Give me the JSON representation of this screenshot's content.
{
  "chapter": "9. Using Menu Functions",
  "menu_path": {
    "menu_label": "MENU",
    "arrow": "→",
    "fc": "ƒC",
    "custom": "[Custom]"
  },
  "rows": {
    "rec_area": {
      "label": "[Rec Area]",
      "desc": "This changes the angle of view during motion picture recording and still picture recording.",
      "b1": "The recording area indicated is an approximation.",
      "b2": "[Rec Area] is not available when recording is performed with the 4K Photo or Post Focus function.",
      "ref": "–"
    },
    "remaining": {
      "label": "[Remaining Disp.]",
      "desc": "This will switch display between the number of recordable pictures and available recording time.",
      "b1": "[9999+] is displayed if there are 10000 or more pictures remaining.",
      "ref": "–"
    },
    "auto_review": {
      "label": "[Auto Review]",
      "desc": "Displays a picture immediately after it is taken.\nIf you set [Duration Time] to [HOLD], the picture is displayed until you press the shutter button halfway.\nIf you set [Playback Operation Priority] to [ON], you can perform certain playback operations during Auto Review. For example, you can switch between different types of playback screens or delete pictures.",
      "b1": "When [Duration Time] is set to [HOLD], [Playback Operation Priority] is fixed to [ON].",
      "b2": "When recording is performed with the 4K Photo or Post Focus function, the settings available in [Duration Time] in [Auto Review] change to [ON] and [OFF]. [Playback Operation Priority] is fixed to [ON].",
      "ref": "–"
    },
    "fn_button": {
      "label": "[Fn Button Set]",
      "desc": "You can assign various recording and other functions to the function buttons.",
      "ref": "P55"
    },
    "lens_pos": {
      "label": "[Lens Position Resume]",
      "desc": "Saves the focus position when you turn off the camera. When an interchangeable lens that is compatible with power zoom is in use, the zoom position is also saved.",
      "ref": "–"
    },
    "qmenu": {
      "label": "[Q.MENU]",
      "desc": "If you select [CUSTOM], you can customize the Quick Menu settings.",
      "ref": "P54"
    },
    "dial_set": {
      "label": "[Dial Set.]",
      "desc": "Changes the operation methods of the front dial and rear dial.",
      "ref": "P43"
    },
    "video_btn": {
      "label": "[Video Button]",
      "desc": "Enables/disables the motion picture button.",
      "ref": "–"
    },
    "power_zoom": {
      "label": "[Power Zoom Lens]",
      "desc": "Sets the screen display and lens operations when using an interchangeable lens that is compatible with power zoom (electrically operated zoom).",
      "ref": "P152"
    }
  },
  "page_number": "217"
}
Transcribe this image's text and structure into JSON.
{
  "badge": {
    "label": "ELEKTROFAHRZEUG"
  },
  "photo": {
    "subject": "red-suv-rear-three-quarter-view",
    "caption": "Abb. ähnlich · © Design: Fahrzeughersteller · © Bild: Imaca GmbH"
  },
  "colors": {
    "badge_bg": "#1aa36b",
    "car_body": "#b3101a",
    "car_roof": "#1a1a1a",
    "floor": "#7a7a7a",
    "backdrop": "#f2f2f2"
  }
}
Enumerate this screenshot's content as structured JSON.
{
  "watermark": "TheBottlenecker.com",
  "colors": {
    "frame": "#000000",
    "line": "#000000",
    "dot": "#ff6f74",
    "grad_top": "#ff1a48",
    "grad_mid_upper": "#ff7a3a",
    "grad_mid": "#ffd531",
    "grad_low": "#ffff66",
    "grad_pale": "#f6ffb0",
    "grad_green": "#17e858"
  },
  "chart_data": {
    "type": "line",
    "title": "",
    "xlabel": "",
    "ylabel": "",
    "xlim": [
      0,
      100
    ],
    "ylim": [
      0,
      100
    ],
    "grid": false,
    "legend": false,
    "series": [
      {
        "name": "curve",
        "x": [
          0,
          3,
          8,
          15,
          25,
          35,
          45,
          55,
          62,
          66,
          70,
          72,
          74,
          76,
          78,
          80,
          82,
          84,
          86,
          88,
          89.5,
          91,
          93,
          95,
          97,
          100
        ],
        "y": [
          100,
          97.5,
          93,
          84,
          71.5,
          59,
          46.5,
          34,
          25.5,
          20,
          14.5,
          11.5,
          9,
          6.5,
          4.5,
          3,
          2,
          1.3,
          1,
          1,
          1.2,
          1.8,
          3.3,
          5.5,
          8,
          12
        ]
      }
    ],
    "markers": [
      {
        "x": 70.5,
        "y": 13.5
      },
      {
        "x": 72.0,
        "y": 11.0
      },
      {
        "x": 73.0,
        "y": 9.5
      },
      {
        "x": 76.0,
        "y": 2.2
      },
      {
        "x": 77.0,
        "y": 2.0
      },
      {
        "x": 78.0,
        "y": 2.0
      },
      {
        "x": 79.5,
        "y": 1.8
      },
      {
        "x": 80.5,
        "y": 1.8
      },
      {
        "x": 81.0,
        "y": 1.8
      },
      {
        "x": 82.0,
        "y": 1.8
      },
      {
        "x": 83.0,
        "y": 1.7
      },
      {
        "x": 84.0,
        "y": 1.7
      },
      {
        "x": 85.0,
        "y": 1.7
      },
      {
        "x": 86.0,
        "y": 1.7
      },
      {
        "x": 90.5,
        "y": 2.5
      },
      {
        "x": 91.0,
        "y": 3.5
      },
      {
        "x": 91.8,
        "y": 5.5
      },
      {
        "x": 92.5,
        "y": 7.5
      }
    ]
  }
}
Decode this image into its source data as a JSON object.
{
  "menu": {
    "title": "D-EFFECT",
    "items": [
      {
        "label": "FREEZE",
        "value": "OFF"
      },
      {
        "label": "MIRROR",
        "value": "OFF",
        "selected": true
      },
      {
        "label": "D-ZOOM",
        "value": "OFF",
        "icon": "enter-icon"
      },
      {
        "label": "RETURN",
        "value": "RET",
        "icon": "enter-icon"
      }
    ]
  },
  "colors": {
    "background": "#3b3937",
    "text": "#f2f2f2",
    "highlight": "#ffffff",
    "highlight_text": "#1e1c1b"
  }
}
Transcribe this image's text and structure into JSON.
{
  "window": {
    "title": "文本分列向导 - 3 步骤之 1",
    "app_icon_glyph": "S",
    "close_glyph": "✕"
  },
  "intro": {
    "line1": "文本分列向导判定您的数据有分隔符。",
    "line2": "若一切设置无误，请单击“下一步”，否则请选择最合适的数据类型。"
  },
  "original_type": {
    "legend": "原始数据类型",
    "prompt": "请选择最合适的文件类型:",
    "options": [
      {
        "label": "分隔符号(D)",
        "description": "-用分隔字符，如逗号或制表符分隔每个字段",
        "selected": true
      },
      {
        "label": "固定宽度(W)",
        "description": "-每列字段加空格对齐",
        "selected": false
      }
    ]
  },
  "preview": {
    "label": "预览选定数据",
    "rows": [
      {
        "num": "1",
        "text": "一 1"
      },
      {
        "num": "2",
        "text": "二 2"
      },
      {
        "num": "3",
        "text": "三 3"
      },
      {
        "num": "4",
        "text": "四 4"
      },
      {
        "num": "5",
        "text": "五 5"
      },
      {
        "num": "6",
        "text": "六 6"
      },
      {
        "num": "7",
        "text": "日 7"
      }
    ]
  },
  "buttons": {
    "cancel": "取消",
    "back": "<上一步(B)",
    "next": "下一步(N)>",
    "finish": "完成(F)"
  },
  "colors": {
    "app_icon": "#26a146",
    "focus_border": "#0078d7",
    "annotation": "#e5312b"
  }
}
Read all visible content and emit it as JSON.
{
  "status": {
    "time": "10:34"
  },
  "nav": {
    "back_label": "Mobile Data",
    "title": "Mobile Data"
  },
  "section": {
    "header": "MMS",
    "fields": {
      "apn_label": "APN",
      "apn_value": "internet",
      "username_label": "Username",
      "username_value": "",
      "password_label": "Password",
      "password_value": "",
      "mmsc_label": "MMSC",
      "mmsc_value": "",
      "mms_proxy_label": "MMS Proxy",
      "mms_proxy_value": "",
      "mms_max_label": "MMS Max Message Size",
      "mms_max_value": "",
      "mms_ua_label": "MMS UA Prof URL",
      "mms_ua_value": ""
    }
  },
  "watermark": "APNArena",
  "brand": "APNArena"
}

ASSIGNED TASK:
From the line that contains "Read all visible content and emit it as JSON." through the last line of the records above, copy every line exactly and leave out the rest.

SOLUTION TO THIS EXERCISE:
Read all visible content and emit it as JSON.
{
  "status": {
    "time": "10:34"
  },
  "nav": {
    "back_label": "Mobile Data",
    "title": "Mobile Data"
  },
  "section": {
    "header": "MMS",
    "fields": {
      "apn_label": "APN",
      "apn_value": "internet",
      "username_label": "Username",
      "username_value": "",
      "password_label": "Password",
      "password_value": "",
      "mmsc_label": "MMSC",
      "mmsc_value": "",
      "mms_proxy_label": "MMS Proxy",
      "mms_proxy_value": "",
      "mms_max_label": "MMS Max Message Size",
      "mms_max_value": "",
      "mms_ua_label": "MMS UA Prof URL",
      "mms_ua_value": ""
    }
  },
  "watermark": "APNArena",
  "brand": "APNArena"
}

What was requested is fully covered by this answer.